A demonstration of FIR filters in operation completes this series of columns. For this demonstration, I used an ARM mbed module with an NXP LPC1768 microcontroller (ARM Cortex-M3 processor). Although the Cortex-M3 lacks floating-point-math hardware, ARM software libraries can handle 32-bit floating-point math. Also, the mbed community of programmers has created many examples, including an FIR filter.
The programmers used MATLAB to produce 29 coefficients for a low-pass FIR filter with a 6000Hz cut-off frequency (fc). Unfortunately, they provided no other filter specifications. The discrete Fourier transform (DFT) plot for the 29 coefficients provided the missing data (Figure A). At -3 dB, fc equals 5500Hz and stop-band attenuation reaches -55 dB at 9000Hz.
Figure A: Chart of the DFT results for the MATLAB FIR-filter coefficients.
The filter programmers used an algorithm within the code to produce sine waves at 1000Hz and at 15kHz. They added the two signals to create a test values "sampled" at 48 ksamples/sec. The program worked well and produced filtered values I analyzed with an Excel DFT. The result showed one main frequency at about 1125Hz.

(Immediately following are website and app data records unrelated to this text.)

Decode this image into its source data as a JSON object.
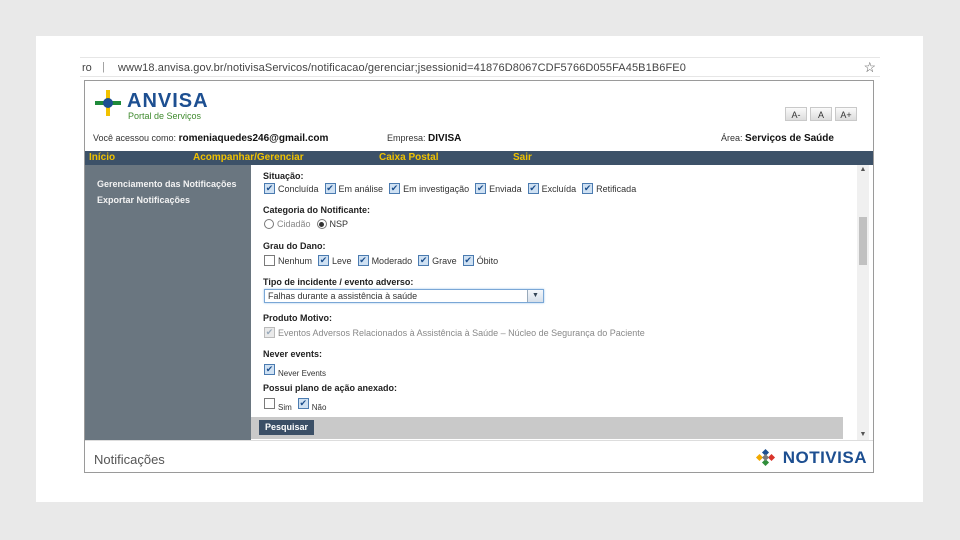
{
  "browser": {
    "lead": "ro",
    "url": "www18.anvisa.gov.br/notivisaServicos/notificacao/gerenciar;jsessionid=41876D8067CDF5766D055FA45B1B6FE0"
  },
  "header": {
    "brand": "ANVISA",
    "brand_sub": "Portal de Serviços",
    "font_buttons": [
      "A-",
      "A",
      "A+"
    ],
    "user_label": "Você acessou como:",
    "user_email": "romeniaquedes246@gmail.com",
    "company_label": "Empresa:",
    "company": "DIVISA",
    "area_label": "Área:",
    "area": "Serviços de Saúde"
  },
  "menu": [
    "Início",
    "Acompanhar/Gerenciar",
    "Caixa Postal",
    "Sair"
  ],
  "sidebar": {
    "items": [
      "Gerenciamento das Notificações",
      "Exportar Notificações"
    ]
  },
  "form": {
    "situacao": {
      "label": "Situação:",
      "options": [
        {
          "label": "Concluída",
          "checked": true
        },
        {
          "label": "Em análise",
          "checked": true
        },
        {
          "label": "Em investigação",
          "checked": true
        },
        {
          "label": "Enviada",
          "checked": true
        },
        {
          "label": "Excluída",
          "checked": true
        },
        {
          "label": "Retificada",
          "checked": true
        }
      ]
    },
    "categoria": {
      "label": "Categoria do Notificante:",
      "options": [
        {
          "label": "Cidadão",
          "selected": false
        },
        {
          "label": "NSP",
          "selected": true
        }
      ]
    },
    "grau": {
      "label": "Grau do Dano:",
      "options": [
        {
          "label": "Nenhum",
          "checked": false
        },
        {
          "label": "Leve",
          "checked": true
        },
        {
          "label": "Moderado",
          "checked": true
        },
        {
          "label": "Grave",
          "checked": true
        },
        {
          "label": "Óbito",
          "checked": true
        }
      ]
    },
    "tipo": {
      "label": "Tipo de incidente / evento adverso:",
      "value": "Falhas durante a assistência à saúde"
    },
    "produto": {
      "label": "Produto Motivo:",
      "option": "Eventos Adversos Relacionados à Assistência à Saúde – Núcleo de Segurança do Paciente"
    },
    "never": {
      "label": "Never events:",
      "option": "Never Events"
    },
    "plano": {
      "label": "Possui plano de ação anexado:",
      "options": [
        {
          "label": "Sim",
          "checked": false
        },
        {
          "label": "Não",
          "checked": true
        }
      ]
    },
    "search_button": "Pesquisar"
  },
  "footer": {
    "title": "Notificações",
    "logo_text": "NOTIVISA"
  },
  "colors": {
    "menu_bg": "#3c5168",
    "menu_text": "#f0c200",
    "sidebar_bg": "#6a7680",
    "brand": "#1d4f91"
  }
}
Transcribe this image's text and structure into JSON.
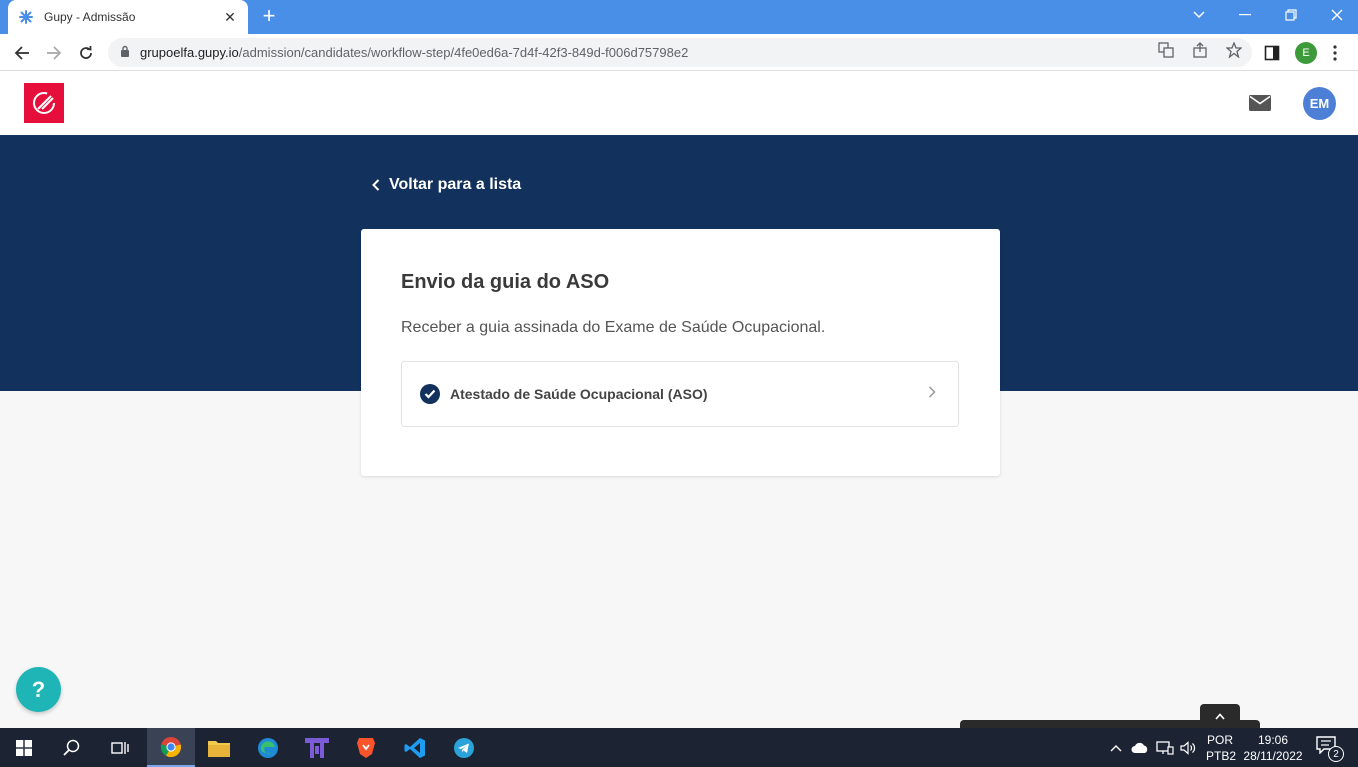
{
  "browser": {
    "tab_title": "Gupy - Admissão",
    "tab_close": "✕",
    "new_tab": "+",
    "url_domain": "grupoelfa.gupy.io",
    "url_path": "/admission/candidates/workflow-step/4fe0ed6a-7d4f-42f3-849d-f006d75798e2",
    "profile_initial": "E"
  },
  "header": {
    "avatar_initials": "EM"
  },
  "page": {
    "back_label": "Voltar para a lista",
    "card_title": "Envio da guia do ASO",
    "card_description": "Receber a guia assinada do Exame de Saúde Ocupacional.",
    "items": [
      {
        "label": "Atestado de Saúde Ocupacional (ASO)",
        "status": "completed"
      }
    ],
    "help_label": "?"
  },
  "taskbar": {
    "lang_line1": "POR",
    "lang_line2": "PTB2",
    "time": "19:06",
    "date": "28/11/2022",
    "notification_count": "2"
  },
  "colors": {
    "chrome_blue": "#4a8fe7",
    "hero_navy": "#12315c",
    "brand_red": "#e60f3c",
    "help_teal": "#1fb5b6",
    "avatar_blue": "#4d7fd6"
  }
}
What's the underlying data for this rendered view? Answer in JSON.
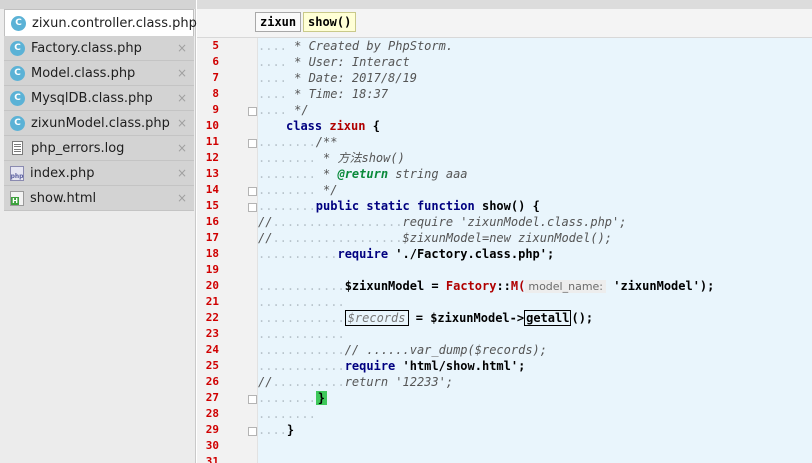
{
  "file_tabs": [
    {
      "name": "zixun.controller.class.php",
      "icon": "php-class-icon",
      "active": true
    },
    {
      "name": "Factory.class.php",
      "icon": "php-class-icon",
      "active": false
    },
    {
      "name": "Model.class.php",
      "icon": "php-class-icon",
      "active": false
    },
    {
      "name": "MysqlDB.class.php",
      "icon": "php-class-icon",
      "active": false
    },
    {
      "name": "zixunModel.class.php",
      "icon": "php-class-icon",
      "active": false
    },
    {
      "name": "php_errors.log",
      "icon": "log-file-icon",
      "active": false
    },
    {
      "name": "index.php",
      "icon": "php-file-icon",
      "active": false
    },
    {
      "name": "show.html",
      "icon": "html-file-icon",
      "active": false
    }
  ],
  "icon_text": {
    "c": "C",
    "php": "php",
    "html": "H"
  },
  "close_glyph": "×",
  "breadcrumb": [
    "zixun",
    "show()"
  ],
  "code": {
    "l5": {
      "num": "5",
      "dots": "....",
      "text": " * Created by PhpStorm."
    },
    "l6": {
      "num": "6",
      "dots": "....",
      "text": " * User: Interact"
    },
    "l7": {
      "num": "7",
      "dots": "....",
      "text": " * Date: 2017/8/19"
    },
    "l8": {
      "num": "8",
      "dots": "....",
      "text": " * Time: 18:37"
    },
    "l9": {
      "num": "9",
      "dots": "....",
      "text": " */"
    },
    "l10": {
      "num": "10",
      "kw": "class",
      "cls": "zixun",
      "rest": " {"
    },
    "l11": {
      "num": "11",
      "dots": "........",
      "text": "/**"
    },
    "l12": {
      "num": "12",
      "dots": "........",
      "text": " * 方法show()"
    },
    "l13": {
      "num": "13",
      "dots": "........",
      "pre": " * ",
      "tag": "@return",
      "text": " string aaa"
    },
    "l14": {
      "num": "14",
      "dots": "........",
      "text": " */"
    },
    "l15": {
      "num": "15",
      "dots": "........",
      "kw": "public static function",
      "fn": "show",
      "rest": "() {"
    },
    "l16": {
      "num": "16",
      "pre": "//",
      "dots": "..................",
      "text": "require 'zixunModel.class.php';"
    },
    "l17": {
      "num": "17",
      "pre": "//",
      "dots": "..................",
      "text": "$zixunModel=new zixunModel();"
    },
    "l18": {
      "num": "18",
      "dots": "...........",
      "kw": "require",
      "str": " './Factory.class.php';"
    },
    "l19": {
      "num": "19",
      "dots": ""
    },
    "l20": {
      "num": "20",
      "dots": "............",
      "var": "$zixunModel",
      "op": " = ",
      "cls": "Factory",
      "sep": "::",
      "m": "M(",
      "hint": "model_name:",
      "arg": " 'zixunModel');"
    },
    "l21": {
      "num": "21",
      "dots": "............"
    },
    "l22": {
      "num": "22",
      "dots": "............",
      "boxvar": "$records",
      "op": " = ",
      "var": "$zixunModel->",
      "boxfn": "getall",
      "rest": "();"
    },
    "l23": {
      "num": "23",
      "dots": "............"
    },
    "l24": {
      "num": "24",
      "dots": "............",
      "text": "// ......var_dump($records);"
    },
    "l25": {
      "num": "25",
      "dots": "............",
      "kw": "require",
      "str": " 'html/show.html';"
    },
    "l26": {
      "num": "26",
      "pre": "//",
      "dots": "..........",
      "text": "return '12233';"
    },
    "l27": {
      "num": "27",
      "dots": "........",
      "brace": "}"
    },
    "l28": {
      "num": "28",
      "dots": "........"
    },
    "l29": {
      "num": "29",
      "dots": "....",
      "text": "}"
    },
    "l30": {
      "num": "30"
    },
    "l31": {
      "num": "31"
    }
  },
  "colors": {
    "current_line": "#00ffff",
    "line_numbers": "#d00000",
    "editor_bg": "#e9f5fc"
  }
}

The original C/C++ program compared the FIR-filter's output data with the original 1000Hz signal and gave a "Success" or "Failed" result. I changed the code to transmit the filtered values to my lab PC so I could drop them into Excel and run a DFT. Next, I changed the 15kHz signal to 7500Hz and ran the program. You can see the DFT results in Figure B. The original 1000- and 7500-Hz test signals had the same amplitude.
Figure B: The DFT output for a 1000- and a 7500-Hz signal filtered with the MATLAB coefficients.
Figure C: A similar DFT output when I used the ScopeFIR coefficients. Note the smaller attenuation in this graph.
I then used the ScopeFIR software's Parks-McClellan algorithm to create new FIR coefficients for the 29-tap low-pass filter. I specified fc at 5500Hz, and a stop-band frequency of 9000Hz, with a stop-band attenuation at -55 dB and one dB of ripple in the pass band. The results gave a maximum 0.87-dB ripple and a 56.2-dB attenuation. A plot of the frequency response for the resulting coefficients shows an attenuation of about 12.5 dB at 7500Hz, which agrees with the DFT plot of the filter's output data shown in Figure C.
Unlike discrete components, the coefficient values in FIR-filter software do not drift with time, temperature shifts, or supply-voltage changes. If you require adaptive filtering, software can use a lookup table and change filter coefficients on the fly. And simulation of filters gives the exact response you will find in practice.
A thank you goes to Grant Griffin at Iowegian International for use of the Professional ScopeFIR software.
The original mbed filter software can be found here and my code can be found here.